Collect each line of the records containing the string "JSON".

[Start of section]

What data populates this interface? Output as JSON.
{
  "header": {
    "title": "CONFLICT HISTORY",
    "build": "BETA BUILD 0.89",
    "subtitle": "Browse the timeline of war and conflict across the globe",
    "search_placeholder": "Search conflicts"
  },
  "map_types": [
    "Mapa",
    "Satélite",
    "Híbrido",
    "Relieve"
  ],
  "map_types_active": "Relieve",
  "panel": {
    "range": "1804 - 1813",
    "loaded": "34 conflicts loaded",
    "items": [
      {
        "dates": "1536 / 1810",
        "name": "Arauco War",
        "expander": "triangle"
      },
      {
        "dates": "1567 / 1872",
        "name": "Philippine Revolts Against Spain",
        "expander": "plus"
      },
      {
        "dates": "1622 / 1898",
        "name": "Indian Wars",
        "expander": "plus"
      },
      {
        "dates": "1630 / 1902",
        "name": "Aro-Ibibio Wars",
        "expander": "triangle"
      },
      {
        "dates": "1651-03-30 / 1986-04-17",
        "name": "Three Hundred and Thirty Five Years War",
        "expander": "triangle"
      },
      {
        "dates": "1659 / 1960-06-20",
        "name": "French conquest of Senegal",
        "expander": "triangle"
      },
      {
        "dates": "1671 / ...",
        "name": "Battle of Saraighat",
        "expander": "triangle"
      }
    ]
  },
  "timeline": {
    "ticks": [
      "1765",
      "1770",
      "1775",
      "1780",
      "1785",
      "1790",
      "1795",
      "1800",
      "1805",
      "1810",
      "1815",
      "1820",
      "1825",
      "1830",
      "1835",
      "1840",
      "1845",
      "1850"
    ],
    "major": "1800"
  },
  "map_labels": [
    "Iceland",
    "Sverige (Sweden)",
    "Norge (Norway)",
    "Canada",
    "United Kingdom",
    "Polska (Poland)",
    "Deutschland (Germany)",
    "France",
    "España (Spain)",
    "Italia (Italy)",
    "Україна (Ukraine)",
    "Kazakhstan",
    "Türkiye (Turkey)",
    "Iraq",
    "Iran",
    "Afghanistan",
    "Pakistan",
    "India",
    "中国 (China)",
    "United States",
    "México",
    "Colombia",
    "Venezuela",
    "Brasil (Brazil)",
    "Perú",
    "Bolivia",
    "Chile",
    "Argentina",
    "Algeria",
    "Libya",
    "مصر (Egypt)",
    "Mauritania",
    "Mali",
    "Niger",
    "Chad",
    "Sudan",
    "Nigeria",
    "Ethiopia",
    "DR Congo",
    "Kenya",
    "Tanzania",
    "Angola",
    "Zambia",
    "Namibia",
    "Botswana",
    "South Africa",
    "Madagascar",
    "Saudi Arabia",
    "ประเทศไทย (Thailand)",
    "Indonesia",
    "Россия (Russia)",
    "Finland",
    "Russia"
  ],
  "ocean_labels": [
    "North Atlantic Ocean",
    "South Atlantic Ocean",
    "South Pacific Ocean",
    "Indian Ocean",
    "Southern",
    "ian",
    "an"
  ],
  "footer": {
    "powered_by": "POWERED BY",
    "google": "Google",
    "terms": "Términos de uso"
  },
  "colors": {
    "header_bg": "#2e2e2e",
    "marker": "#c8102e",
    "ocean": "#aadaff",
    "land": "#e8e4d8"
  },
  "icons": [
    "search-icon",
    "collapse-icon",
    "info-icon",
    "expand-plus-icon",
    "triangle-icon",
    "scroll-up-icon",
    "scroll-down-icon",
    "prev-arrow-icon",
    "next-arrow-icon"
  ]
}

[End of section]
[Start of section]

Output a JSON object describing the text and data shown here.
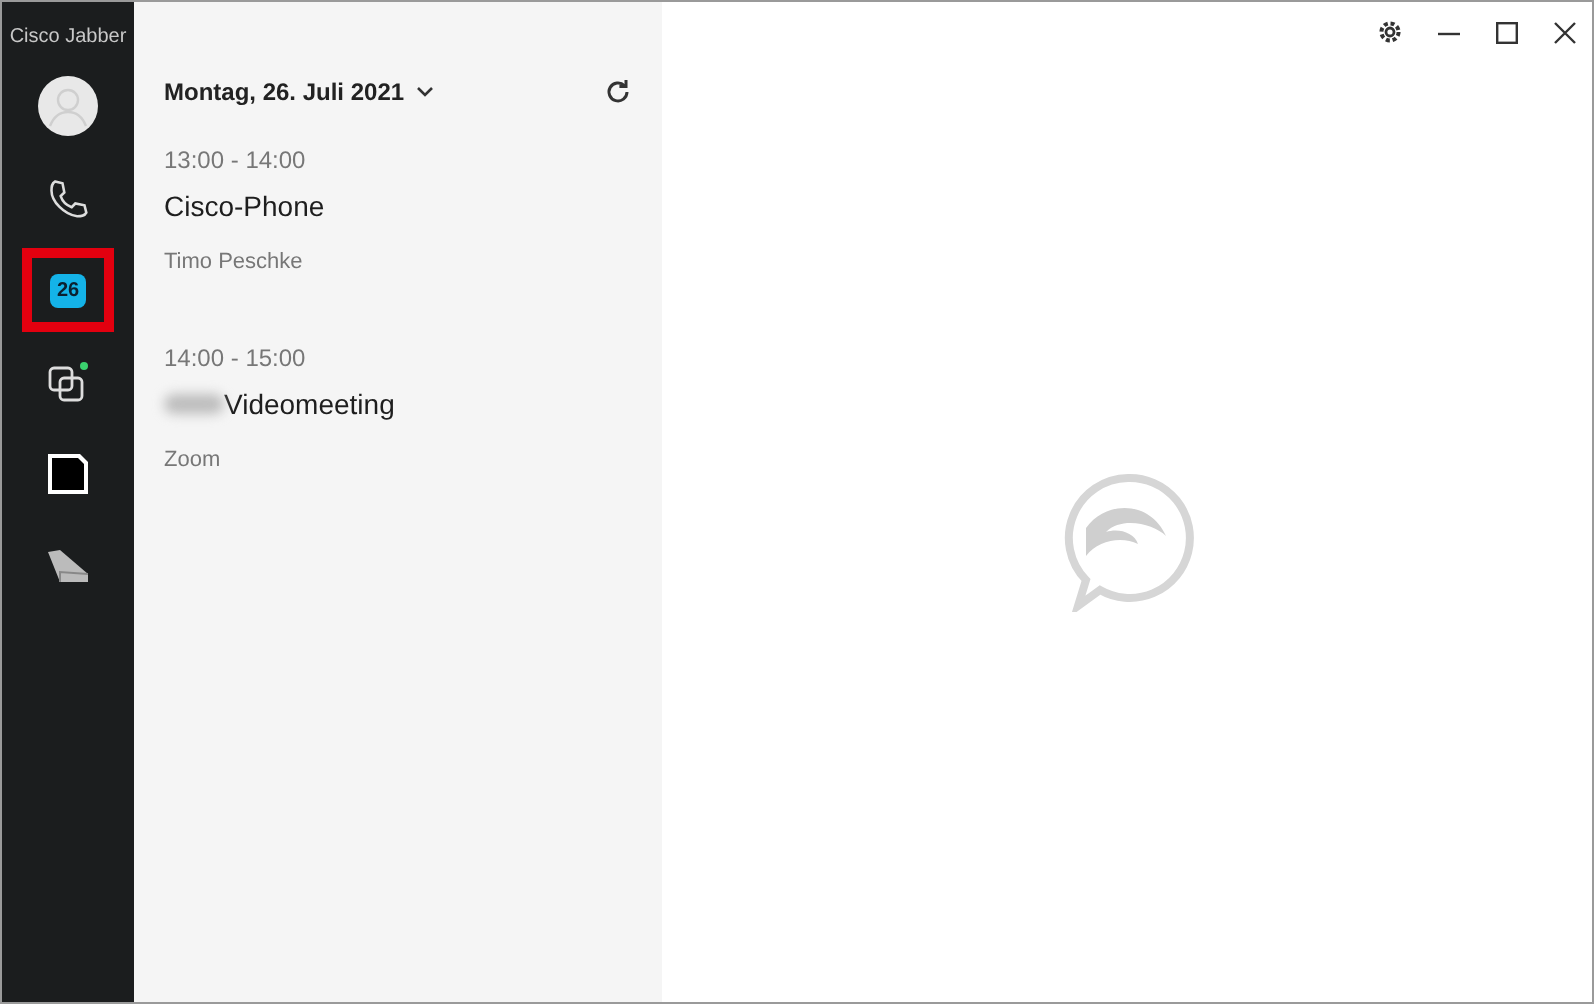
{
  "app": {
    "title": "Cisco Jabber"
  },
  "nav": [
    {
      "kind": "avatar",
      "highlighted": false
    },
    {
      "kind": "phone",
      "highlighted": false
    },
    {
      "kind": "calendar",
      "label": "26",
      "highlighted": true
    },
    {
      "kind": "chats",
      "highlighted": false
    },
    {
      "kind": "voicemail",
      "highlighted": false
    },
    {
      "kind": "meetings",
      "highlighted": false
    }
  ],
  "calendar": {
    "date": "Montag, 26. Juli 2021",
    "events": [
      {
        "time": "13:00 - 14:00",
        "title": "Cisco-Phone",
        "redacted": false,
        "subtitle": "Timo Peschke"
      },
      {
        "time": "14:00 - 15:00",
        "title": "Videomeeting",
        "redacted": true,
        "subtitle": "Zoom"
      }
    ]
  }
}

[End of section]
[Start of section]

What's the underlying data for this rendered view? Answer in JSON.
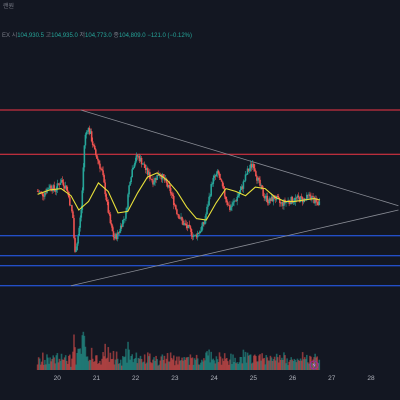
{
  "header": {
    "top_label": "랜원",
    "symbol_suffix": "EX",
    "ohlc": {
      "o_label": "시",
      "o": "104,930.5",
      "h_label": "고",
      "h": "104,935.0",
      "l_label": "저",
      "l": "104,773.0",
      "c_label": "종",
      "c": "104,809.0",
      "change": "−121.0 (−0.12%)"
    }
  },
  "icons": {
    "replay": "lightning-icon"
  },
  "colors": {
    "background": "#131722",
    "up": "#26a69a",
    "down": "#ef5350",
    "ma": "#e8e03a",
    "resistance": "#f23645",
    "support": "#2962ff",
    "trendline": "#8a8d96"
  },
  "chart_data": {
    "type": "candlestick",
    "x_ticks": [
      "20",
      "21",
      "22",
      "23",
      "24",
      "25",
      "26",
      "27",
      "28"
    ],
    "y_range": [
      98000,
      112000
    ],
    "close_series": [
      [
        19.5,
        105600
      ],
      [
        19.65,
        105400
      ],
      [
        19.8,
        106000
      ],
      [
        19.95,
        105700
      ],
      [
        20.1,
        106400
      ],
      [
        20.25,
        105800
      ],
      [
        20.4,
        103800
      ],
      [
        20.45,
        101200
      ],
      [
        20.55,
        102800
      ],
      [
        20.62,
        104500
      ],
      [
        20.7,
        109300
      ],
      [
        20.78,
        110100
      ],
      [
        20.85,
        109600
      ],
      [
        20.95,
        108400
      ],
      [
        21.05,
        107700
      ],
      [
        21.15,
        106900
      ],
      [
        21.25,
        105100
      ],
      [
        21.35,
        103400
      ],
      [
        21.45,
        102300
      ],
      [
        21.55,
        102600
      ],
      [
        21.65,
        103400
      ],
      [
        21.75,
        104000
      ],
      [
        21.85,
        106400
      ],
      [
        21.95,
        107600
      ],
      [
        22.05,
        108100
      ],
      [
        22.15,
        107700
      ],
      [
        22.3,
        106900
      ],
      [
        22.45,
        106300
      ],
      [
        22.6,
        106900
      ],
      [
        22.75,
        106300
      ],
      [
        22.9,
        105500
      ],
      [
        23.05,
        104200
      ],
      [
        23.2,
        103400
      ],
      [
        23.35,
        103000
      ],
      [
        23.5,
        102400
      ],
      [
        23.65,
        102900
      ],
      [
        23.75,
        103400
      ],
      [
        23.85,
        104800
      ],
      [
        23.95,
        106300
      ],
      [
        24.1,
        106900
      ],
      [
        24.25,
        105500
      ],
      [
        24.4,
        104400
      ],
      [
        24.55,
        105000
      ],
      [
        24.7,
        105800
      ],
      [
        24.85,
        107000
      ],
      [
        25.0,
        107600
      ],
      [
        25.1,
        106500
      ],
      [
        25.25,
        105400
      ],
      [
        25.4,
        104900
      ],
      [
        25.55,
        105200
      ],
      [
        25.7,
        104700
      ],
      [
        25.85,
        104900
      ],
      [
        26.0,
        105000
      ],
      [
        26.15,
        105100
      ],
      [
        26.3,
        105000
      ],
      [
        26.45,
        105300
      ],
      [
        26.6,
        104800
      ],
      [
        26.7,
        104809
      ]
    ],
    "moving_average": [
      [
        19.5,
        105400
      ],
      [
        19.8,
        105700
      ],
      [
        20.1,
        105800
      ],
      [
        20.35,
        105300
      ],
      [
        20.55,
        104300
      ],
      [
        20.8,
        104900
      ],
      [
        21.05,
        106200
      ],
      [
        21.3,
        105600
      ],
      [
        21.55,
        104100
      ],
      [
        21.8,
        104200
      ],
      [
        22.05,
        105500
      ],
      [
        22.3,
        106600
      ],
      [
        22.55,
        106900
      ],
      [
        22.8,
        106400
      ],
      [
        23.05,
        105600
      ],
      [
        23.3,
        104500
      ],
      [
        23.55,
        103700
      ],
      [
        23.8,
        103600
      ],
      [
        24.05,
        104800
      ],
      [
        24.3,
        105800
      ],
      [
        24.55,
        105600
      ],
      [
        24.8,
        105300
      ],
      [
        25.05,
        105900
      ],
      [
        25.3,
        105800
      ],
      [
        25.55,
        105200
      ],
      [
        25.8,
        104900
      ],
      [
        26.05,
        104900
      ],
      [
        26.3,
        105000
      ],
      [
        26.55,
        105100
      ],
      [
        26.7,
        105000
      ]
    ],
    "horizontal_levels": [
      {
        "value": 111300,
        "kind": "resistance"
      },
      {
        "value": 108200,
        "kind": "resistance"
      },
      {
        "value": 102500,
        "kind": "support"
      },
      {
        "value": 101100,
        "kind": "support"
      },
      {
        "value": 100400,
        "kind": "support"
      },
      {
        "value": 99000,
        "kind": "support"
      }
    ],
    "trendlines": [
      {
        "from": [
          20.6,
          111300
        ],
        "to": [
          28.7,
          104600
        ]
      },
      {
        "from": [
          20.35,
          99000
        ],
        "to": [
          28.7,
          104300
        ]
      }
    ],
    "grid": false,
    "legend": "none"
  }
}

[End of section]

**TASK RESPONSE:**
What data populates this interface? Output as JSON.
Output a JSON object describing the text and data shown here.
What's the underlying data for this rendered view? Answer in JSON.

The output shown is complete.